Published as “Tørbjørn Rodland” in Aperture issue 221, Winter 2015.
“Who poured the paint?” I asked Torbjørn Rødland recently over Skype, referring to Pump (2008–10). “I did,” he replied adding, “I cannot delegate important tasks like these.” The Los Angeles–based Norwegian artist’s answer, an assertion of control over a situation governed by chance, hints at the tension that characterizes many of his photographs. It is similar to the tension of live performance, in which a structure or script comes to life through people who bring to it their interpretive prejudices and their frailties—and who can’t always control environmental factors. At another moment in our conversation, Rødland elaborates, “I’ve learned to trust that what I’m handed is better than what I could possibly plan for. This is, of course, after having planned certain things, or initiated a situation, or set a stage for invited performers.”

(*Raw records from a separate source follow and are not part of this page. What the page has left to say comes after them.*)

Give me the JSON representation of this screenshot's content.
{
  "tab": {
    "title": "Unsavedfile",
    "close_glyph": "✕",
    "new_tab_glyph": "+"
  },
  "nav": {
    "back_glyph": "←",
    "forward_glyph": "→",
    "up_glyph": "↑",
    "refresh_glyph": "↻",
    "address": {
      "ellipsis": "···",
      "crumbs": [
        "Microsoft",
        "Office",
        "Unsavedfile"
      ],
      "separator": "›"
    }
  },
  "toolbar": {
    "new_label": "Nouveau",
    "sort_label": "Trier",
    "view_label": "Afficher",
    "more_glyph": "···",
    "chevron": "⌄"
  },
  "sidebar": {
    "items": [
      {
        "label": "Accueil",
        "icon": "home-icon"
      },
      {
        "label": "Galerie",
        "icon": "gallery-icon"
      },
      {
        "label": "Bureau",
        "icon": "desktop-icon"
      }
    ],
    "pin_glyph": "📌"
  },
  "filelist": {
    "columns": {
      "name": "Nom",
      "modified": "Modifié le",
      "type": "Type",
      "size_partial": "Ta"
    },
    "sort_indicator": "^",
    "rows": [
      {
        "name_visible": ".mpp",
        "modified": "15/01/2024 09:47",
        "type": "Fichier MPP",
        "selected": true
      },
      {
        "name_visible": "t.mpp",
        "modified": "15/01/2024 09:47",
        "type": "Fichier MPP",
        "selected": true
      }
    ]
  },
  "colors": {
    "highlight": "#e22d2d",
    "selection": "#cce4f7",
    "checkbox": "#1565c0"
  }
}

Rødland’s stage sets are often nondescript—a domestic interior, a clearing in the forest, a blank studio wall—and thus allow viewers to concentrate on the action occurring within them. A young woman in a leotard and saddle shoes lies prone on a kitchen countertop, contorting her body as she holds her feet near her ears. Another wears high-top sneakers on her hands, which rest on the ground in a pose that gives her the appearance of an animal standing upright, delicately and awkwardly, for the first time. A colorful heap of marker strokes, made by an unknown hand, cover a preteen boy whose arm is in a cast. These events are so unusual they seem to occur solely for the camera’s gaze; their absurd specificity removes them from the flow of everyday life. Put another way, his photographs are not “decisive moments” but dispatches from another realm, one that exists in parallel to our world. That sense of separateness is heightened by how absorbed Rødland’s subjects are in their inscrutable rituals. They rarely gaze directly into the lens, and therefore seem unwilling or unable to acknowledge us.

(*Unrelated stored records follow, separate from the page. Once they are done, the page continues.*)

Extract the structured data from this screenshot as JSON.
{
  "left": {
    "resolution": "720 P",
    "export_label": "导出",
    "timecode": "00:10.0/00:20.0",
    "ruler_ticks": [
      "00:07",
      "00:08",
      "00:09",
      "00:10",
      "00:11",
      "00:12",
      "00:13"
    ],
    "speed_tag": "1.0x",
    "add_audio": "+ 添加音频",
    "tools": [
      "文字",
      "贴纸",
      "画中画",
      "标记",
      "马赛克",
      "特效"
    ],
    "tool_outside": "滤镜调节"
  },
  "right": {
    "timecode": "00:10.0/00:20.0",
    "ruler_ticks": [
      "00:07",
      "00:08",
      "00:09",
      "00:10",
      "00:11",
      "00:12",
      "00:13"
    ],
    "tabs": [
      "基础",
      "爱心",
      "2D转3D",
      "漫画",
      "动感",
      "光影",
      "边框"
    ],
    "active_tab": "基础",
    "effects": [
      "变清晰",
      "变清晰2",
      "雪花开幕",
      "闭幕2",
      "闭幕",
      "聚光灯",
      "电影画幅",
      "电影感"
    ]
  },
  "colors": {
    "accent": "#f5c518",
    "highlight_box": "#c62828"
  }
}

The artist’s midcareer survey, presented earlier this year at the Henie Onstad Kunstsenter in Oslo, outlined significant changes in his art over the last twenty years. He no longer appears in his own pictures, as he did during the mid-1990s. He collaborates with friends, colleagues, and acquaintances. Now he often photographs two or more people, rather than individuals. He no longer works in series. These developments, though seemingly small, tangibly affected his photographic process. “It made me more productive,” he says. By choosing not to place his pictures into predetermined categories, Rødland is free to create whatever “tragically vague inner image” comes to his mind. At any given moment he has dozens of completed photographs waiting for an appropriate context in which to be published or exhibited. (A date like 2011–15 indicates the gap between when the negative was exposed and when the first print was made.) When a batch of Rødland’s photographs is gathered together, then, the connections among them are suggestive, aleatory, wonder inducing.
In our conversation, Rødland used the word weak in several contexts: “There’s no need to do a weaker version of something one has already made.” The language suggests art making as athleticism, and successful pictures as mastery over countervailing forces. Perhaps the greatest forces to overcome are social and pictorial conventions: genre clichés and good manners. When I asked if the camera gives him license to do—and reveal—things that would otherwise seem unacceptably strange, his response neatly summarized the disquieting appeal of his photographs. “Having to convince strangers to give physical shape to ‘unacceptable’ situations is harder than just moving a pencil. But there’s also an enormous reward.”